Decision Due on Clinton Inquiry


Attorney general Janet Reno must decide by midnight Wednesday whether to take the next step down the path toward the appointment of an independent counsel to investigate fund-raising activities of her boss, President Clinton.

Aides suggested last week that she would disclose her decision before going to Capitol Hill Wednesday to testify before the House Judiciary Committee, an appearance scheduled months ago to discuss Justice Department operations, but one that now is certain to bring more Republican criticism of her handling of the campaign finance controversy.

But the timing of her announcement remains uncertain.

Last month, Reno invoked the Watergate-era independent counsel law to launch a 30-day preliminary inquiry of Clinton's fund-raising activities, assigning the matter to a task force of career federal prosecutors and FBI agents.

At the time, she specified the inquiry would focus on whether telephone calls made by the president from the White House violated a century-old law forbidding political fund-raising on federal property.

Police Crack Down On Japan's Yamaguchi Gang

Los Angeles Times

Gangland warfare that has split Japan's biggest crime syndicate triggered a massive police crackdown Monday aimed at crippling the infamous Yamaguchi gang.

Armed with 32 arrest warrants and a new law that gives police greater powers to fight organized crime, about 1,300 Osaka police raided at least 204 suspected mob offices in western Japan, police said. Eleven people were arrested, police said.

Japanese media called the sweep the largest anti-gang operation ever mounted in the Osaka region, which is the nerve center of Japan's underworld.

The raids follow the Aug. 28 slaying of Masaru Takumi, No. 2 leader of the 18,000-member Yamaguchi gang, the dominant force in Japanese organized crime. That killing in a Kobe hotel coffee shop - which also took the life of an innocent 69-year-old dentist at a nearby table - triggered a wave of shootings that police say mark a battle between supporters and enemies of the dead leader.

Police said they feared the intra-gang violence was about to escalate. "We are taking preventive measures against an expected increase in shootouts as the 49-day mourning period for Masaru Takumi ends this week," a police spokesman said.

A revised Anti-Organized Crime Law took effect Oct. 1, boosting police power to fight the mob.
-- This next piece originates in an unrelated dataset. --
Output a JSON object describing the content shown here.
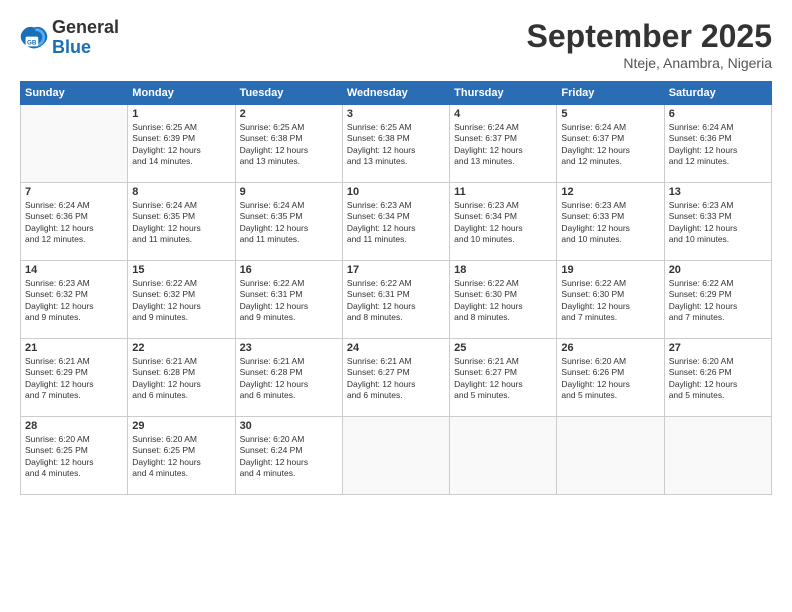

It includes provisions - such as proof of participation in inter-gang violence - making it easier for police to shut down gang offices.

South Korean President's Son Gets Three-Year Jail Term

Los Angeles Times
SEOUL, South Korea

The president's son is going to jail, and to Yoon Jae Hee that is proof that South Korea is finally learning the rule of law.

"Many youth bled to achieve democracy. This is the result of their struggle," Yoon, a 48-year-old banker, said Monday upon hearing that Kim Hyon Chol, son of President Kim Young Sam, had been sentenced to three years in prison for bribery and tax evasion in the culmination of a massive corruption scandal.

Other citizens saw Kim Hyon Chol as a scapegoat for a changing Korean political culture that is retroactively applying new standards of accountability.

"I think he should be pardoned - not because he's innocent, but because if we punish him, we have to punish all our politicians, without exception," said Kim Kap Jo, 61, a retired police officer.

The 38-year-old Kim Hyon Chol, who managed his father's 1992 election campaign, was arrested in May on charges of peddling his political influence to businessmen in exchange for some $3.5 million in bribes - and failed to pay taxes on the proceeds.